Monday, March 29, 2010

Performance testing using HP LoadRunner software

Dhananjay Kumar sent me an email saying that he wanted to explore HP LoadRunner. He said that he wanted information on HP LoadRunner configuration and on analyzing the HP LoadRunner results.

If you want to learn HP LoadRunner version 12 (current version at this time), please view my full set of LoadRunner Tutorials . You should view these videos in the order given.

There is an excellent white paper titled, "HP LoadRunner software—tips and tricks for configuration, scripting and execution". You can read this white paper that contains numerous tips as well as code samples. There are tips to create a high level performance test plan and tips for scripting, building scenarios, data handling and test execution.
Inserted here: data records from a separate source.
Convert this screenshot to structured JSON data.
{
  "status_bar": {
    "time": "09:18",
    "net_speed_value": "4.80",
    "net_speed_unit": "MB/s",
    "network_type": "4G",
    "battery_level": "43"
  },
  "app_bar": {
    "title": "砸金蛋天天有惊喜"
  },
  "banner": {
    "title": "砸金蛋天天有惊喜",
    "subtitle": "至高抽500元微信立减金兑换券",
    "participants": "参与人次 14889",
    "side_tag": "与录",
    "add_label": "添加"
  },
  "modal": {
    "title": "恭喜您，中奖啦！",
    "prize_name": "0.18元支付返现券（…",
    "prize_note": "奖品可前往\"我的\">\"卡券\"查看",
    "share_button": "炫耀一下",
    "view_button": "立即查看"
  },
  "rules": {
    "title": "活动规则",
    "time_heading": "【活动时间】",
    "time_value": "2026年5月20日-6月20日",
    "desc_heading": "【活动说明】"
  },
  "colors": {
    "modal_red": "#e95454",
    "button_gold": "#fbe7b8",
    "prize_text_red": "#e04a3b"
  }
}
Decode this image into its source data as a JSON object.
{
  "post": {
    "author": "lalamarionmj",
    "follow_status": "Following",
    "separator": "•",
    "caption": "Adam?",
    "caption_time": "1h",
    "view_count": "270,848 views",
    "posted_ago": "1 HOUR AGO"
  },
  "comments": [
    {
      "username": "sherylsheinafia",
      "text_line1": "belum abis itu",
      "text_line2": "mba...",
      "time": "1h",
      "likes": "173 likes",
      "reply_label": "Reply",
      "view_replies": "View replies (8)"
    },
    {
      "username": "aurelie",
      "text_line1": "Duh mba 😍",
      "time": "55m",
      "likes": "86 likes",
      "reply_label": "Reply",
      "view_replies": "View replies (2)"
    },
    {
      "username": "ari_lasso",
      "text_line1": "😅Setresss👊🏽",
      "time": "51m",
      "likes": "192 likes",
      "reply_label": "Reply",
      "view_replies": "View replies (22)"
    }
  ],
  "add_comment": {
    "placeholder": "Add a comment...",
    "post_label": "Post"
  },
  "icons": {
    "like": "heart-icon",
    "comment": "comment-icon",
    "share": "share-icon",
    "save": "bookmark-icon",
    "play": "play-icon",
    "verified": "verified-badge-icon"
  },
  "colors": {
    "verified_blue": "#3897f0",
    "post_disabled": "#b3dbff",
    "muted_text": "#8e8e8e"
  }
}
Now let us turn our attention to the analysis of the performance test results. As I have mentioned in my earlier post, What knowledge do you need to have in order to do good or best performance testing?, after you run your test, you should first check if the performance test itself was valid. Initially, you may not be able to realize whether the errors you see are errors thrown due to the limitations of your application/ infrastructure or due to defects in your test environment. Therefore, you should start out with a simple and small test (e.g. by using a small number of virtual users, few transactions per second, short test duration and so on). Examine any errors raised by your test. Try to establish the reason of the most common errors and change your script(s), test or tool/ infrastructure configuration accordingly. However, you should make only one change at a time to your script(s) or test. The benefit of this is that if your change were incorrect, you would be able to rollback your change and try something else.

When you are able to run a simple and small test successfully (with minimal errors), it is time to develop your test. Again, do this incrementally. Run the test once, analyze the results and address any problems with the test environment before you make another change to it. Continue to develop your test until you have your full test available with you.

A test running with no errors or minimal errors may still be incorrect. Look for the supporting data, for example:
1. Does the test show that it has generated the Virtual Users specified by you?
2. Do metrics like transactions per second climb up in line with the ramp-up specified by you?
3. If the test puts a substantial load on your application, does your application slow down during the test?
4. Do your load generators become busier during the test?
5. If the test is supposed to create test data in the application, do you see this data in the application after the test is complete?

Even with a good handle on the errors and supporting data from multiple sources, you should not run your test just once. Run the same test multiple times and see if the results match with each other (more or less). If the results do not match, you should find out the reason for the mismatch and address it in your test environment.

Finally, if your test runs multiple times as you expect, it is time to check your test results against your application's performance requirements.

As you can now see, the performance test process (test preparation, test development, test execution and test analysis) is iterative.